[THE RECORDS]

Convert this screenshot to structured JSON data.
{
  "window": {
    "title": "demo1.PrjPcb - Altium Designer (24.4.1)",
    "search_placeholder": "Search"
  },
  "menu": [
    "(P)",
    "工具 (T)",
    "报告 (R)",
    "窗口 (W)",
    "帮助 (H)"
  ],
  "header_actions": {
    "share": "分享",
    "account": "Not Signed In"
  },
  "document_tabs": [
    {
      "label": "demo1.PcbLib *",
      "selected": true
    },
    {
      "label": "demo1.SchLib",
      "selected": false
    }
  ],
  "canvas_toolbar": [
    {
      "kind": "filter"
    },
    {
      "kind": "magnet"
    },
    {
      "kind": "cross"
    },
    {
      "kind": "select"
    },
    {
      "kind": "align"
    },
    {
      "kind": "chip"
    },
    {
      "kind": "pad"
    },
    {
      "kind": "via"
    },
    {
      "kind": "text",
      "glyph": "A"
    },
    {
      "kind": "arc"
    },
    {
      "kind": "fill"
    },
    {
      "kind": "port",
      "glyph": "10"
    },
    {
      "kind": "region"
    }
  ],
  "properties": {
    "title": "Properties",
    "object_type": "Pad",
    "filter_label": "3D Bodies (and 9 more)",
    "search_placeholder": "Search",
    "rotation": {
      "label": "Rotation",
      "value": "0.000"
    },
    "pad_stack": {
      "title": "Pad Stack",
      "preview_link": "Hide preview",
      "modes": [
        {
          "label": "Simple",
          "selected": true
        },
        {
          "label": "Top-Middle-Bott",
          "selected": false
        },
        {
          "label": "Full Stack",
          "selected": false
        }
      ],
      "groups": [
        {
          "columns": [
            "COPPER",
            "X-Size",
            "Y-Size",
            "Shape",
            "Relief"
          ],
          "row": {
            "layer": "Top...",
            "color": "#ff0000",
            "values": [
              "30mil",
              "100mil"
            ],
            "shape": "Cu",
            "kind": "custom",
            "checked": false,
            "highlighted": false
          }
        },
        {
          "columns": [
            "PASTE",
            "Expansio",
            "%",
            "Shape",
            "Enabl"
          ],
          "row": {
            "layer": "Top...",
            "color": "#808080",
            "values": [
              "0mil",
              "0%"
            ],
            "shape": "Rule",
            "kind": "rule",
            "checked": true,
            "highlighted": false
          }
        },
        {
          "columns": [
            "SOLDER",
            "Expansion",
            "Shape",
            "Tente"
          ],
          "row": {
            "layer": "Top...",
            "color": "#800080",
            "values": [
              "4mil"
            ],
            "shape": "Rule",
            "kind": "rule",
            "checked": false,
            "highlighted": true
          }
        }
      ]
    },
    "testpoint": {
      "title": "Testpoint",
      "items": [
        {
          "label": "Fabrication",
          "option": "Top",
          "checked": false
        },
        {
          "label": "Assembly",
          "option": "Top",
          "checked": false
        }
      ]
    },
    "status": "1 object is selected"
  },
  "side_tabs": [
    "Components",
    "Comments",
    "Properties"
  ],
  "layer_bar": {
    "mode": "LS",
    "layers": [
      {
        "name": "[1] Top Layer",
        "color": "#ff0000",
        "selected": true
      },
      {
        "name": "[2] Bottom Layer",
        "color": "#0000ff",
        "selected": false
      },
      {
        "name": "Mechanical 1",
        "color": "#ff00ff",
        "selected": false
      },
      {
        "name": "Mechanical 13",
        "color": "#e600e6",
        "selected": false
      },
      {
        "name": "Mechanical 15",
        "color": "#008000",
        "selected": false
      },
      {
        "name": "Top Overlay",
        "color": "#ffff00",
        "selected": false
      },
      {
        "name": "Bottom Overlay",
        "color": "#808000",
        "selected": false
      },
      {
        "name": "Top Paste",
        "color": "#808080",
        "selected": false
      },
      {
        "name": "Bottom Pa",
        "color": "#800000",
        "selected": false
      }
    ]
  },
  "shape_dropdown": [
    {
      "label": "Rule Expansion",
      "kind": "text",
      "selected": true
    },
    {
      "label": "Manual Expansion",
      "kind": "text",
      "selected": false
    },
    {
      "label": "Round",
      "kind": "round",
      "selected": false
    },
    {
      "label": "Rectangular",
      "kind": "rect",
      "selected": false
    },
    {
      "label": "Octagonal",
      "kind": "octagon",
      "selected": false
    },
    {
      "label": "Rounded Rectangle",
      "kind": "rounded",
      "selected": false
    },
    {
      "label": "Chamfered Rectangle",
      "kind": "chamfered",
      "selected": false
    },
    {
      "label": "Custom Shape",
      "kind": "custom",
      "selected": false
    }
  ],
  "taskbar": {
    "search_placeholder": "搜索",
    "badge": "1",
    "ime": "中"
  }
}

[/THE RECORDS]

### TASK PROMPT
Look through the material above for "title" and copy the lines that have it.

### WRITTEN SOLUTION
    "title": "demo1.PrjPcb - Altium Designer (24.4.1)",
    "title": "Properties",
      "title": "Pad Stack",
      "title": "Testpoint",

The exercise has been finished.